National Social Media Ban for Underage Kids Is ‘Ideal,’ Says Child Psychologist

While a social media ban would be the best for children’s wellbeing, questions have arisen over how it will be implemented in practice.
National Social Media Ban for Underage Kids Is ‘Ideal,’ Says Child Psychologist
Social media is highly detrimental to child and adolescent wellbeing, says child psychologist Rachael Sharman. (Fiordaliso/Moment/Getty Images)
Rebecca Zhu

One expert says all Australian states should have a ban on social media access for children.

The comments come as South Australia and New South Wales’ state leaders begin exploring restricting social media access to those below a certain age limit.

Rachael Sharman, child psychologist and researcher from the University of Sunshine Coast, said a nationally consistent minimum age limit was ideal.

“Social media use is showing up time and time again as being highly detrimental to child and adolescent psychosocial wellbeing, and not just in terms of addiction,” she told The Epoch Times via email.

“There are a raft of other downstream consequences that are disrupting normal developmental processes in the brain.”

It comes after South Australian Premier Peter Malinauskas revealed he was exploring the legal feasibility of a potential ban for children under 14.

Under the proposal, children aged 14 and 15 would also require parental consent for access to a social media account.

The premier said it was in response to community concerns about the impact of social media on children’s mental health.

“I am determined to ensure as a government we are doing everything we can to protect our children,” he said on May 12.

New South Wales (NSW) also followed up with its own announcement on May 20, with Premier Chris Minns saying he believed children should be at least 16 to use social media.

Prime Minister Anthony Albanese has backed the move, saying many Australians were concerned about the easy access children had to inappropriate content.

“Every parent is concerned about the impact of social media ... And I think that it’s time that we take strong action. But we want to make sure that that strong action is effective,” he told reporters.
The federal government has already announced an inquiry into the impact of social media on Australian society, including the examination of age assurances.

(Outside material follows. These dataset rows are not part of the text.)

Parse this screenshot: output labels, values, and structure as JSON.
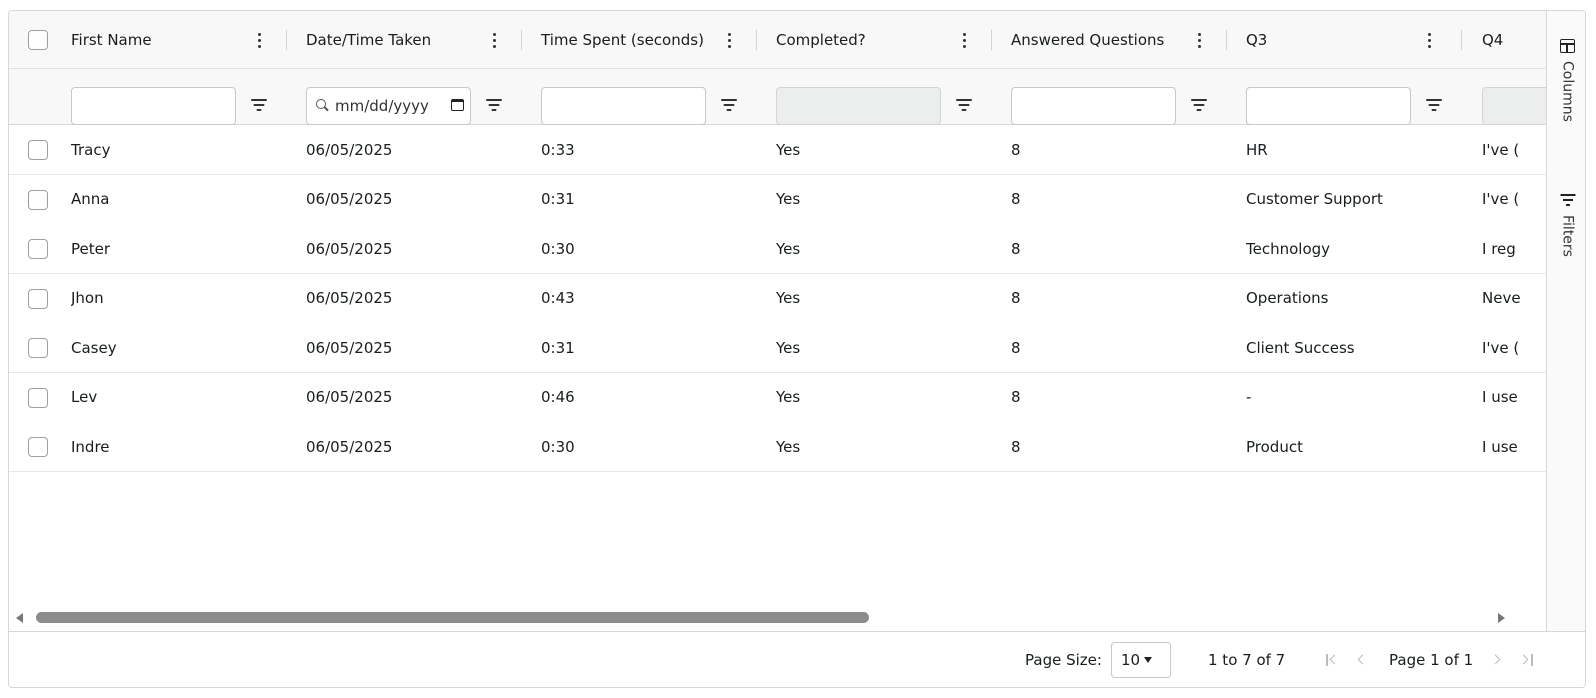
{
  "columns": [
    {
      "label": "First Name"
    },
    {
      "label": "Date/Time Taken"
    },
    {
      "label": "Time Spent (seconds)"
    },
    {
      "label": "Completed?"
    },
    {
      "label": "Answered Questions"
    },
    {
      "label": "Q3"
    },
    {
      "label": "Q4"
    }
  ],
  "filters": {
    "date_placeholder": "mm/dd/yyyy"
  },
  "rows": [
    {
      "first_name": "Tracy",
      "date": "06/05/2025",
      "time_spent": "0:33",
      "completed": "Yes",
      "answered": "8",
      "q3": "HR",
      "q4": "I've ("
    },
    {
      "first_name": "Anna",
      "date": "06/05/2025",
      "time_spent": "0:31",
      "completed": "Yes",
      "answered": "8",
      "q3": "Customer Support",
      "q4": "I've ("
    },
    {
      "first_name": "Peter",
      "date": "06/05/2025",
      "time_spent": "0:30",
      "completed": "Yes",
      "answered": "8",
      "q3": "Technology",
      "q4": "I reg"
    },
    {
      "first_name": "Jhon",
      "date": "06/05/2025",
      "time_spent": "0:43",
      "completed": "Yes",
      "answered": "8",
      "q3": "Operations",
      "q4": "Neve"
    },
    {
      "first_name": "Casey",
      "date": "06/05/2025",
      "time_spent": "0:31",
      "completed": "Yes",
      "answered": "8",
      "q3": "Client Success",
      "q4": "I've ("
    },
    {
      "first_name": "Lev",
      "date": "06/05/2025",
      "time_spent": "0:46",
      "completed": "Yes",
      "answered": "8",
      "q3": "-",
      "q4": "I use"
    },
    {
      "first_name": "Indre",
      "date": "06/05/2025",
      "time_spent": "0:30",
      "completed": "Yes",
      "answered": "8",
      "q3": "Product",
      "q4": "I use"
    }
  ],
  "side_bar": {
    "columns_label": "Columns",
    "filters_label": "Filters"
  },
  "pagination": {
    "page_size_label": "Page Size:",
    "page_size_value": "10",
    "range_text": "1 to 7 of 7",
    "page_text": "Page 1 of 1"
  }
}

Is a Ban Enforceable?

Questions have arisen over how authorities would enforce a minimum age limit for social media.

Having compulsory age verification measures could affect every person accessing social media platforms, including adults.

Rob Nicholls, a policy specialist and senior research associate at the University of Sydney, said implementation would be difficult.

“At its heart, the issue with age verification is that either a minor needs to verify their own age or an adult needs to verify the age of a minor,” he told The Epoch Times via email.

One method would be through uploading a photo or video of the child’s ID. However, this approach raises privacy concerns.

“This [method] is entirely contrary to the eSafety commissioner’s messaging on online safety. The commissioner advises parents to make sure children do not share images or videos of themselves and to never share their ID,” Mr. Nicholls said.

He said the most effective practice could be supervised screentime or limiting device access by parents.

Yet Mr. Nicholls said there were still issues with this approach, with children able to borrow friend’s devices at school.

“As the International Association of Privacy Professionals has found, age verification and data protection are far harder than they look,” he highlighted.